There are three hormones that play key roles in regulating fluid and electrolyte balance: 1) antidiuretic hormone, released from the posterior pituitary; 2) aldosterone, secreted from the adrenal cortex; and 3) atrial natriuretic peptide, produced by the heart.
What controls your electrolytes?
The kidneys help maintain electrolyte concentrations by filtering electrolytes and water from blood, returning some to the blood, and excreting any excess into the urine. Thus, the kidneys help maintain a balance between daily consumption and excretion of electrolytes and water.
Can hormones affect electrolytes?
Subsequent to renin release, hormonal regulation includes stimulation of converting enzyme activity by cortisol and prostaglandin (PGE2). Other hormonal control includes antidiuretic hormone producing dilution of extracellular electrolytes and augmented peripheral resistance.
What electrolyte is affected by ADH?
As noted above, ADH plays a role in lowering osmolarity (reducing sodium concentration) by increasing water reabsorption in the kidneys, thus helping to dilute bodily fluids. To prevent osmolarity from decreasing below normal, the kidneys also have a regulated mechanism for reabsorbing sodium in the distal nephron.
What does ADH hormone do?
Antidiuretic hormone (ADH), also called arginine vasopressin (AVP), is a hormone that helps regulate water balance in the body by controlling the amount of water the kidneys reabsorb while they are filtering wastes out of the blood.
How do you rebalance electrolytes?
Staying hydrated is key to maintaining a balance of electrolytes. Water is the most natural choice for hydration. It is less expensive and more available than any other drink. Coconut water is another alternative for replenishing electrolytes.
What are the 3 main electrolytes?
The major electrolytes: sodium, potassium, and chloride.
What gland regulates electrolyte levels?
The hypothalamus monitors the amount of water in the body by sensing the concentration of electrolytes in the blood; a high concentration of electrolytes means that the level of water in the body is low.
What are the symptoms of low electrolytes?
Symptoms of electrolyte disorders
- irregular heartbeat.
- fast heart rate.
- convulsions or seizures.
- diarrhea or constipation.
Why are my electrolytes always low?
Causes of electrolyte disorders
Electrolyte disorders are most often caused by a loss of bodily fluids through prolonged vomiting, diarrhea, or sweating. They may also develop due to fluid loss related to burns. Certain medications can cause electrolyte disorders as well.
What hormones affect urine production?
The hypothalamus produces a polypeptide hormone known as antidiuretic hormone (ADH), which is transported to and released from the posterior pituitary gland.

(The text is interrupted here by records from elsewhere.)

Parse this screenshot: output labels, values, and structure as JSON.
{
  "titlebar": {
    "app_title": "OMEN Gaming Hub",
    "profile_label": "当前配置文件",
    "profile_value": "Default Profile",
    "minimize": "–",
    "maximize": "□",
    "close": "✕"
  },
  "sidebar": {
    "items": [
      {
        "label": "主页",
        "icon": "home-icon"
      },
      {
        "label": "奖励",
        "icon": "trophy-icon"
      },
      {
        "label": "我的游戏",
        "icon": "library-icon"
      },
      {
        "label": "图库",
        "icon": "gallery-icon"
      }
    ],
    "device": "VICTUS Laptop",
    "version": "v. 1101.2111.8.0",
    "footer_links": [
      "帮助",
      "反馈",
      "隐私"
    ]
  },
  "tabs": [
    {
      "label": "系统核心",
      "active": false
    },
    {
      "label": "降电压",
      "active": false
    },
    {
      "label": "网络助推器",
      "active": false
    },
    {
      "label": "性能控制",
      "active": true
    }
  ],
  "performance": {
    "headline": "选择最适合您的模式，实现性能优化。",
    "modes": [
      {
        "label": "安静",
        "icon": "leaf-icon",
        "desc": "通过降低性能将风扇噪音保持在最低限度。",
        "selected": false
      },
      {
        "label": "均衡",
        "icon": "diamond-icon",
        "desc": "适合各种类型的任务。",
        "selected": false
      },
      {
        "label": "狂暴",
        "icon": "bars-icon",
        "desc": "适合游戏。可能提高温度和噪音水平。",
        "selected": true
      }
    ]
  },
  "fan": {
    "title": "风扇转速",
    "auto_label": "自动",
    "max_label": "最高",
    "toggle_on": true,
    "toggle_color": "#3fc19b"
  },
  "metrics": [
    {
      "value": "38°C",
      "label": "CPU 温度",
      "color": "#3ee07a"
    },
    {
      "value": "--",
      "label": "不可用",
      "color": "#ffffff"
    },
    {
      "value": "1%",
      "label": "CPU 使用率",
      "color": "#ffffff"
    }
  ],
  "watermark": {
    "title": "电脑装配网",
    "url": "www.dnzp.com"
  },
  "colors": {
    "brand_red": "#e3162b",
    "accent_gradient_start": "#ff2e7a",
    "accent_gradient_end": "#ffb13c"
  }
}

The principal action of ADH is to regulate the amount of water excreted by the kidneys.
What electrolytes do the kidneys regulate?
The kidneys help to maintain electrolyte concentrations by regulating its concentrations in the body.
The different electrolytes are:
Which hormone regulates water reabsorption?
Antidiuretic hormone binds to receptors on cells in the collecting ducts of the kidney and promotes reabsorption of water back into the circulation. In the absense of antidiuretic hormone, the collecting ducts are virtually impermiable to water, and it flows out as urine.
What causes lack of ADH hormone?
Too little ADH in your blood may be caused by compulsive water drinking or low blood serum osmolality, which is the concentration of particles in your blood. A rare water metabolism disorder called central diabetes insipidus is sometimes the cause of ADH deficiency.
Is ADH released when you are dehydrated?
The person should (and normally does) respond by drinking water. The hypothalamus of a dehydrated person also releases antidiuretic hormone (ADH) through the posterior pituitary gland. ADH signals the kidneys to recover water from urine, effectively diluting the blood plasma.
Which is a result of ADH deficiency?
Deficiency of ADH is usually due to hypothalamic-neurohypophyseal lesions (central diabetes insipidus) or insensitivity of the kidney to ADH (nephrogenic diabetes insipidus). These patients, if untreated, have the predictable result of dehydration, hyperosmolality, hypovolemia, and eventual death in severe cases.